The Beatles were nothing. The Stones were something, still are I think, Dylan, well, but rock in the sixties in general was just plain overrated. In fact, the sixties were overrated. The Sex Pistols were a hundred times more of a kick in the ass of a sagging culture than the Beatles. But Elvis – the only credible explanation is that Elvis was from another planet, like in Superman or the New Testament. Elvis never even had to move a muscle, not even in his face – he always, from day one up till almost the very end, had that glow.

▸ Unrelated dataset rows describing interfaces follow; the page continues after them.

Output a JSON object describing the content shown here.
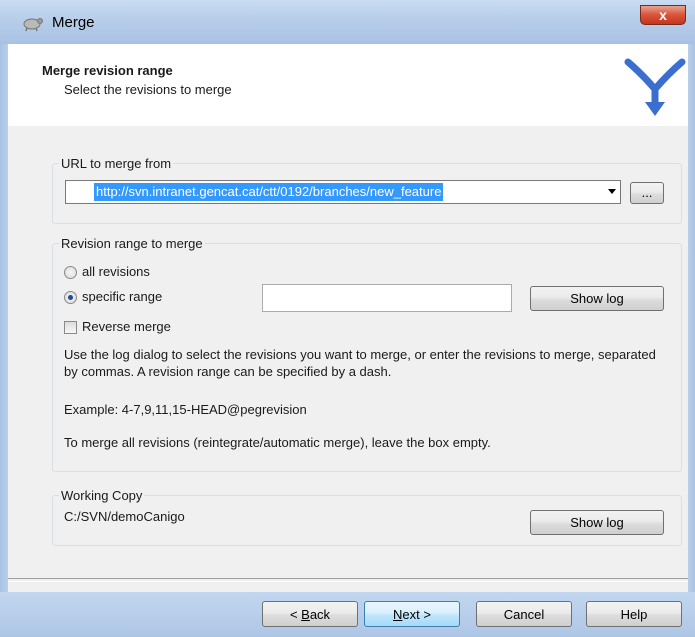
{
  "window": {
    "title": "Merge",
    "close_glyph": "x"
  },
  "header": {
    "title": "Merge revision range",
    "subtitle": "Select the revisions to merge",
    "logo_icon": "merge-arrows-icon",
    "logo_color": "#3a6fd0"
  },
  "url_group": {
    "legend": "URL to merge from",
    "value": "http://svn.intranet.gencat.cat/ctt/0192/branches/new_feature",
    "browse_label": "..."
  },
  "range_group": {
    "legend": "Revision range to merge",
    "all_revisions": "all revisions",
    "specific_range": "specific range",
    "selected": "specific_range",
    "range_value": "",
    "show_log": "Show log",
    "reverse_merge": "Reverse merge",
    "reverse_checked": false,
    "help1": "Use the log dialog to select the revisions you want to merge, or enter the revisions to merge, separated by commas. A revision range can be specified by a dash.",
    "help2": "Example: 4-7,9,11,15-HEAD@pegrevision",
    "help3": "To merge all revisions (reintegrate/automatic merge), leave the box empty."
  },
  "working_copy": {
    "legend": "Working Copy",
    "path": "C:/SVN/demoCanigo",
    "show_log": "Show log"
  },
  "footer": {
    "back": {
      "prefix": "< ",
      "accel": "B",
      "rest": "ack"
    },
    "next": {
      "accel": "N",
      "rest": "ext >"
    },
    "cancel": "Cancel",
    "help": "Help"
  }
}
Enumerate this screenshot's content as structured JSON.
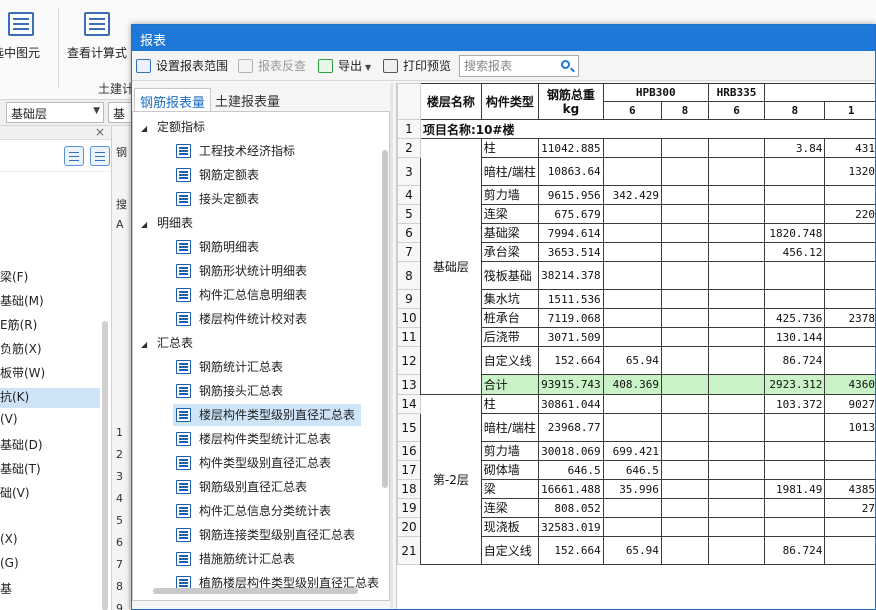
{
  "ribbon": {
    "select_in_graph_label": "选中图元",
    "view_formula_label": "查看计算式",
    "group_label": "土建计"
  },
  "combos": {
    "floor_value": "基础层",
    "second_value": "基"
  },
  "left_panel": {
    "items": [
      "梁(F)",
      "基础(M)",
      "E筋(R)",
      "负筋(X)",
      "板带(W)",
      "抗(K)",
      "(V)",
      "基础(D)",
      "基础(T)",
      "础(V)",
      "(X)",
      "(G)",
      "基"
    ]
  },
  "mid_strip": {
    "chars": [
      "钢",
      "搜",
      "A",
      "1",
      "2",
      "3",
      "4",
      "5",
      "6",
      "7",
      "8",
      "9"
    ]
  },
  "dialog": {
    "title": "报表",
    "toolbar": {
      "set_scope_label": "设置报表范围",
      "reverse_check_label": "报表反查",
      "export_label": "导出",
      "print_preview_label": "打印预览",
      "search_placeholder": "搜索报表"
    },
    "tabs": {
      "rebar_tab": "钢筋报表量",
      "civil_tab": "土建报表量"
    },
    "tree": [
      {
        "group": "定额指标",
        "items": [
          "工程技术经济指标",
          "钢筋定额表",
          "接头定额表"
        ]
      },
      {
        "group": "明细表",
        "items": [
          "钢筋明细表",
          "钢筋形状统计明细表",
          "构件汇总信息明细表",
          "楼层构件统计校对表"
        ]
      },
      {
        "group": "汇总表",
        "items": [
          "钢筋统计汇总表",
          "钢筋接头汇总表",
          "楼层构件类型级别直径汇总表",
          "楼层构件类型统计汇总表",
          "构件类型级别直径汇总表",
          "钢筋级别直径汇总表",
          "构件汇总信息分类统计表",
          "钢筋连接类型级别直径汇总表",
          "措施筋统计汇总表",
          "植筋楼层构件类型级别直径汇总表"
        ]
      }
    ],
    "selected_item": "楼层构件类型级别直径汇总表"
  },
  "table": {
    "headers": {
      "floor_name": "楼层名称",
      "component_type": "构件类型",
      "rebar_total_line1": "钢筋总重",
      "rebar_total_unit": "kg",
      "hpb300": "HPB300",
      "hrb335": "HRB335",
      "hpb_cols": [
        "6",
        "8"
      ],
      "hrb_cols": [
        "6",
        "8",
        "1"
      ]
    },
    "project_name": "项目名称:10#楼",
    "floors": [
      "基础层",
      "第-2层"
    ],
    "rows": [
      {
        "n": "2",
        "type": "柱",
        "total": "11042.885",
        "c1": "",
        "c2": "",
        "c3": "",
        "c4": "3.84",
        "c5": "431"
      },
      {
        "n": "3",
        "type": "暗柱/端柱",
        "total": "10863.64",
        "c1": "",
        "c2": "",
        "c3": "",
        "c4": "",
        "c5": "1320"
      },
      {
        "n": "4",
        "type": "剪力墙",
        "total": "9615.956",
        "c1": "342.429",
        "c2": "",
        "c3": "",
        "c4": "",
        "c5": ""
      },
      {
        "n": "5",
        "type": "连梁",
        "total": "675.679",
        "c1": "",
        "c2": "",
        "c3": "",
        "c4": "",
        "c5": "220"
      },
      {
        "n": "6",
        "type": "基础梁",
        "total": "7994.614",
        "c1": "",
        "c2": "",
        "c3": "",
        "c4": "1820.748",
        "c5": ""
      },
      {
        "n": "7",
        "type": "承台梁",
        "total": "3653.514",
        "c1": "",
        "c2": "",
        "c3": "",
        "c4": "456.12",
        "c5": ""
      },
      {
        "n": "8",
        "type": "筏板基础",
        "total": "38214.378",
        "c1": "",
        "c2": "",
        "c3": "",
        "c4": "",
        "c5": ""
      },
      {
        "n": "9",
        "type": "集水坑",
        "total": "1511.536",
        "c1": "",
        "c2": "",
        "c3": "",
        "c4": "",
        "c5": ""
      },
      {
        "n": "10",
        "type": "桩承台",
        "total": "7119.068",
        "c1": "",
        "c2": "",
        "c3": "",
        "c4": "425.736",
        "c5": "2378"
      },
      {
        "n": "11",
        "type": "后浇带",
        "total": "3071.509",
        "c1": "",
        "c2": "",
        "c3": "",
        "c4": "130.144",
        "c5": ""
      },
      {
        "n": "12",
        "type": "自定义线",
        "total": "152.664",
        "c1": "65.94",
        "c2": "",
        "c3": "",
        "c4": "86.724",
        "c5": ""
      },
      {
        "n": "13",
        "type": "合计",
        "total": "93915.743",
        "c1": "408.369",
        "c2": "",
        "c3": "",
        "c4": "2923.312",
        "c5": "4360"
      },
      {
        "n": "14",
        "type": "柱",
        "total": "30861.044",
        "c1": "",
        "c2": "",
        "c3": "",
        "c4": "103.372",
        "c5": "9027"
      },
      {
        "n": "15",
        "type": "暗柱/端柱",
        "total": "23968.77",
        "c1": "",
        "c2": "",
        "c3": "",
        "c4": "",
        "c5": "1013"
      },
      {
        "n": "16",
        "type": "剪力墙",
        "total": "30018.069",
        "c1": "699.421",
        "c2": "",
        "c3": "",
        "c4": "",
        "c5": ""
      },
      {
        "n": "17",
        "type": "砌体墙",
        "total": "646.5",
        "c1": "646.5",
        "c2": "",
        "c3": "",
        "c4": "",
        "c5": ""
      },
      {
        "n": "18",
        "type": "梁",
        "total": "16661.488",
        "c1": "35.996",
        "c2": "",
        "c3": "",
        "c4": "1981.49",
        "c5": "4385"
      },
      {
        "n": "19",
        "type": "连梁",
        "total": "808.052",
        "c1": "",
        "c2": "",
        "c3": "",
        "c4": "",
        "c5": "27"
      },
      {
        "n": "20",
        "type": "现浇板",
        "total": "32583.019",
        "c1": "",
        "c2": "",
        "c3": "",
        "c4": "",
        "c5": ""
      },
      {
        "n": "21",
        "type": "自定义线",
        "total": "152.664",
        "c1": "65.94",
        "c2": "",
        "c3": "",
        "c4": "86.724",
        "c5": ""
      }
    ]
  },
  "colors": {
    "title_bar": "#1e78d7",
    "total_row": "#c9f3c6",
    "selection": "#cde4f9",
    "tab_active_text": "#1e6dc7"
  }
}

There was always something supernatural about him. Elvis was a force of nature. Other than that he was just a turd. A big dumb hillbilly a couple points smarter than his mule who wandered out from behind his plow one day to cut a record for his sainted mother and never came back, which he probably woulda forgot to even if he hadn’t’ve been whisked up. Why shouldn’t one physical corpus be capable of containing these two seeming polarities simultaneously? Especially if it’s from outer space. Without even trying to or knowing he was doing it, Elvis caused more trouble, raised more hellfired ruckus than the Beatles and Sex Pistols all put together. Because of this, some people came up with the not altogether mistaken notion that he was subversive. He was, but like Burroughs’s Nova Police his motto coulda been: “We do our work and go.” I mean, suppose he’d come outa the army and immediately started trying to be a badass again? Wouldn’t he have ended up a pathetic old self-parody like Jagger? Most assuredly. In terms of sheer offensiveness and bizarritude, he was way hepper singing “Do the Clam.” I mean, that ranks right up there with Sid Vicious’s version of “My Way”. Well, actually, you can’t play it as often, but it sorta comes from the same place: nowhere. But nowhere is unassailable. Nowhere is Zen. And Elvis, like Sid in his way, was perfect. It was perfect he came outa the army to record a new version of “O Sole Mio” in much the same way that it was perfect the Sex Pistols should break up at the end of their first American tour. Both stances show great and similarly grounded integrity: we do our work and go. Having submitted to cryogenics the minute he entered the army, Elvis proved himself smarter than any of us had ever given him credit for being: he became Forever.